Succession is the process by which this:
…turns to that:
It may be classified as primary succession or secondary succession. The difference is that the above is primary i.e. it begins with totally barren land devoid of any nutrients or other abiotic factors (water, wind, temperature) conductive to life thriving, while secondary succession occurs after an already-thriving community has been wiped out by natural disasters such as a wild fire.
Why make the distinction? In secondary succession, although it may look like all life is gone, the conditions needed for it to begin again more readily than in primary succession are there: plant seeds, plenty of nutrients in the soil and plant waste all contribute.
Let’s look at succession in more detail.
1. Pioneer species colonise the harsh land – since the conditions are extremely unfavourable for most larger organisms to develop and thrive here, only the most resistant species will grow after their seeds have been dispersed to reach this place.
2. Tolerant species take over once the pioneers have died and enriched the soil with more nutrients than previously.
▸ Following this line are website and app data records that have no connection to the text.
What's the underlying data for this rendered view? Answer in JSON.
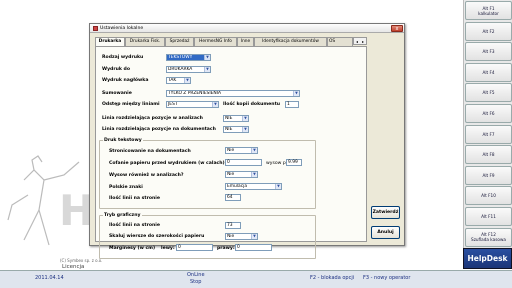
{
  "background": {
    "copyright": "(C) Symbex sp. z o.o.",
    "licencja": "Licencja"
  },
  "fkeys": [
    {
      "label": "Alt F1",
      "sub": "kalkulator"
    },
    {
      "label": "Alt F2",
      "sub": ""
    },
    {
      "label": "Alt F3",
      "sub": ""
    },
    {
      "label": "Alt F4",
      "sub": ""
    },
    {
      "label": "Alt F5",
      "sub": ""
    },
    {
      "label": "Alt F6",
      "sub": ""
    },
    {
      "label": "Alt F7",
      "sub": ""
    },
    {
      "label": "Alt F8",
      "sub": ""
    },
    {
      "label": "Alt F9",
      "sub": ""
    },
    {
      "label": "Alt F10",
      "sub": ""
    },
    {
      "label": "Alt F11",
      "sub": ""
    },
    {
      "label": "Alt F12",
      "sub": "Szuflada kasowa"
    }
  ],
  "helpdesk": "HelpDesk",
  "statusbar": {
    "date": "2011.04.14",
    "online_line1": "OnLine",
    "online_line2": "Stop",
    "f2": "F2 - blokada opcji",
    "f3": "F3 - nowy operator"
  },
  "dialog": {
    "title": "Ustawienia lokalne",
    "close": "x",
    "tabs": [
      "Drukarka",
      "Drukarka Fisk.",
      "Sprzedaż",
      "HermesNG Info",
      "Inne",
      "Identyfikacja dokumentów",
      "OS"
    ],
    "tab_scroll": [
      "◂",
      "▸"
    ],
    "fields": {
      "rodzaj_wydruku": {
        "label": "Rodzaj wydruku",
        "value": "TEKSTOWY"
      },
      "wydruk_do": {
        "label": "Wydruk do",
        "value": "DRUKARKA"
      },
      "wydruk_naglowka": {
        "label": "Wydruk nagłówka",
        "value": "TAK"
      },
      "sumowanie": {
        "label": "Sumowanie",
        "value": "TYLKO Z PRZENIESIENIA"
      },
      "odstep": {
        "label": "Odstęp między liniami",
        "value": "JEST"
      },
      "ilosc_kopii": {
        "label": "Ilość kopii dokumentu",
        "value": "1"
      },
      "linia_analizach": {
        "label": "Linia rozdzielająca pozycje w analizach",
        "value": "NIE"
      },
      "linia_dokumentach": {
        "label": "Linia rozdzielająca pozycje na dokumentach",
        "value": "NIE"
      }
    },
    "druk_tekstowy": {
      "title": "Druk tekstowy",
      "stronicowanie": {
        "label": "Stronicowanie na dokumentach",
        "value": "Nie"
      },
      "cofanie": {
        "label": "Cofanie papieru przed wydrukiem (w calach)",
        "value": "0",
        "wysow_label": "wysow po",
        "wysow_value": "9.99"
      },
      "wysow_rowniez": {
        "label": "Wysow również w analizach?",
        "value": "Nie"
      },
      "polskie_znaki": {
        "label": "Polskie znaki",
        "value": "Emulacja"
      },
      "ilosc_linii": {
        "label": "Ilość linii na stronie",
        "value": "64"
      }
    },
    "tryb_graficzny": {
      "title": "Tryb graficzny",
      "ilosc_linii": {
        "label": "Ilość linii na stronie",
        "value": "73"
      },
      "skaluj": {
        "label": "Skaluj wiersze do szerokości papieru",
        "value": "Nie"
      },
      "marginesy": {
        "label": "Marginesy (w cm)",
        "lewy_label": "lewy:",
        "lewy_value": "0",
        "prawy_label": "prawy:",
        "prawy_value": "0"
      }
    },
    "buttons": {
      "ok": "Zatwierdź",
      "cancel": "Anuluj"
    }
  }
}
This progresses from small plants to shrubs and bushes, and eventually trees. Throughout the succession new opportunities for food and shelter attract diverse animals to the community.
3. Climax community – this is the “steady-state” final community which is characterised by a diverse range of interdependent biotic and abiotic factors. No new species overtake the established ones, and any new plants and animals are descendants of the same species present beforehand.
It is the climax community that, if destroyed, presents an opportunity for secondary succession.
There are various types of climax community based on how stable they are, and which factors are contributing to any instabilities. The theoretical climatic climax is a single community solely maintained in its climax state by the climate. The soil is presumed to be stable enough not to affect the species beyond the climate. The long period in succession leading up to a climax community is called subclimax.
The edaphic climax is an actual type of community where multiple climax areas exist, based on the shifts in several factors including soil, landscape, fire, water and animal activity. These fluctuating factors are preventing the idealistic climatic climax to be established.
Catastrophic climax, as its name suggests, refers to a community that is often prone to catastrophe such as wild fires. The climax species are destroyed, and the intermediary species re-establish after each catastrophic event.
Disclimax (disturbance climax) occurs when the natural climax is prevented by the activity of humans or domesticated animals. Animal grazing can, in excess, encourage a more desert-like community as opposed to the grassland that would otherwise thrive in the absence of the excessive grazing.
Finally, pre/postclimax refers to areas of a climax community where species are different to what they should be, even when the climate is the same in those areas. Preclimax refers to the areas where species are a level behind in succession (usually if the climate is dry and hot), while postclimax refers to the areas where species are a level ahead in succession (in climate that is more moist and cool).
The knowledge we can derive from succession enables the conservation and maintenance of different habitats.
Non-living factors such as light intensity, temperature and humidity determine the number of organisms that a habitat can sustain. All species have a varying degree of ability to withstand harsh or fluctuating conditions, called resilience. If an abiotic factor changes dramatically in favour of a population – for example, plenty more light in a field – then the population will increase provided no other factors are limiting. The opposite is true if an abiotic factor changes against the resilience limit of a population – it will decrease.
“Living factors” refer to all interactions between organisms, be it a bunny rabbit being predated, or two shrubs competing for sunlight. All individual actions between organisms form a web which impacts on all populations in an ecosystem, therefore determining their sizes.
Interspecific competition refers to competition between members of different species for the same resources (food, light, water. etc.). Often when a new species is introduced in a habitat, say the American ladybird to the UK, if the invader species is better adapted, then the host population decreases in size. This may lead to extinction in some cases of the host species.
[Can’t remember the difference between interspecific and intraspecific? Interspecific is like the internet – different things come together.]
Intraspecific competition refers to competition between members of the same species. If a population of apple trees all compete for a source of light, then each apple tree is taking up some light that has now become unavailable to a different apple tree. There are only so many apple trees which that habitat can sustain. The maximum population size sustainable indefinitely in a habitat is called the carrying capacity.
Suppose you start off with equal populations of wolves and rabbits, and all the wolves rely on the rabbits for food. As the wolves start predating the rabbits, the rabbit population will decrease, while the wolf population will be sustained. Now there are fewer rabbits, so some wolves won’t have any food left. These wolves will die, so the wolf population will decrease. What will happen to the rabbit population now? Well, there are fewer wolves so they are predated less. The rabbit population will increase, followed by an increase in the wolf population, and so on.
The predator-prey relationship is very intricate, so the two affect each other and hence their population sizes rise and fall accordingly.